### Exercise instructions
Every record that follows should be copied exactly. No picture belongs in the copy.
--- Data supplied ---
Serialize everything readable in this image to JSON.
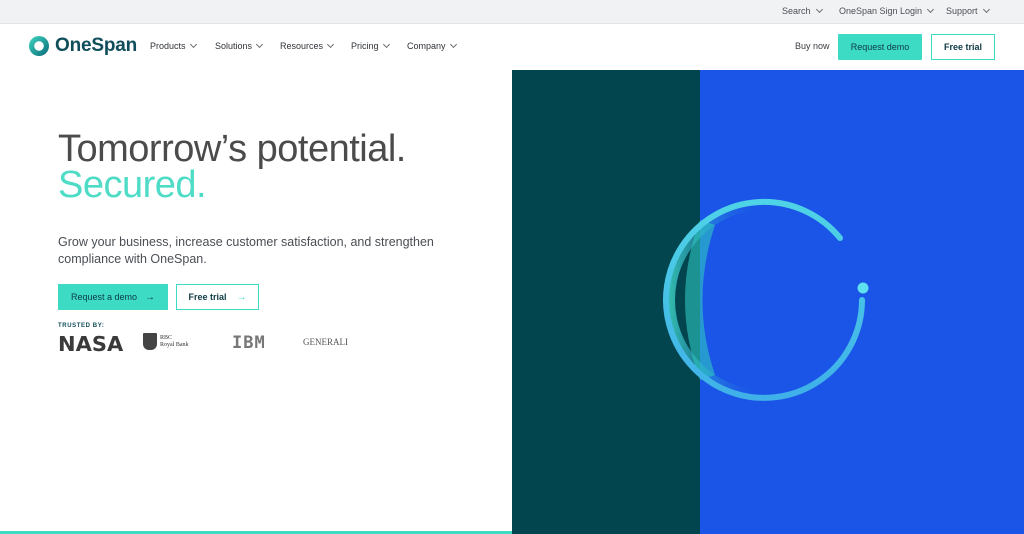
{
  "utility": {
    "search": "Search",
    "signin": "OneSpan Sign Login",
    "support": "Support"
  },
  "nav": {
    "brand": "OneSpan",
    "items": [
      "Products",
      "Solutions",
      "Resources",
      "Pricing",
      "Company"
    ],
    "buy_now": "Buy now",
    "request_demo": "Request demo",
    "free_trial": "Free trial"
  },
  "hero": {
    "title_line1": "Tomorrow’s potential.",
    "title_line2": "Secured.",
    "subtitle": "Grow your business, increase customer satisfaction, and strengthen compliance with OneSpan.",
    "cta_demo": "Request a demo",
    "cta_trial": "Free trial",
    "trusted_by": "TRUSTED BY:",
    "logos": {
      "nasa": "NASA",
      "rbc_line1": "RBC",
      "rbc_line2": "Royal Bank",
      "ibm": "IBM",
      "generali": "GENERALI"
    }
  },
  "colors": {
    "accent": "#3ddbc4",
    "brand_dark": "#0f4d5a",
    "panel_dark": "#02454f",
    "panel_blue": "#1a55e8"
  },
  "icons": [
    "chevron-down-icon",
    "arrow-right-icon",
    "onespan-logo-icon"
  ]
}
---
### Exercise answer
Serialize everything readable in this image to JSON.
{
  "utility": {
    "search": "Search",
    "signin": "OneSpan Sign Login",
    "support": "Support"
  },
  "nav": {
    "brand": "OneSpan",
    "items": [
      "Products",
      "Solutions",
      "Resources",
      "Pricing",
      "Company"
    ],
    "buy_now": "Buy now",
    "request_demo": "Request demo",
    "free_trial": "Free trial"
  },
  "hero": {
    "title_line1": "Tomorrow’s potential.",
    "title_line2": "Secured.",
    "subtitle": "Grow your business, increase customer satisfaction, and strengthen compliance with OneSpan.",
    "cta_demo": "Request a demo",
    "cta_trial": "Free trial",
    "trusted_by": "TRUSTED BY:",
    "logos": {
      "nasa": "NASA",
      "rbc_line1": "RBC",
      "rbc_line2": "Royal Bank",
      "ibm": "IBM",
      "generali": "GENERALI"
    }
  },
  "colors": {
    "accent": "#3ddbc4",
    "brand_dark": "#0f4d5a",
    "panel_dark": "#02454f",
    "panel_blue": "#1a55e8"
  },
  "icons": [
    "chevron-down-icon",
    "arrow-right-icon",
    "onespan-logo-icon"
  ]
}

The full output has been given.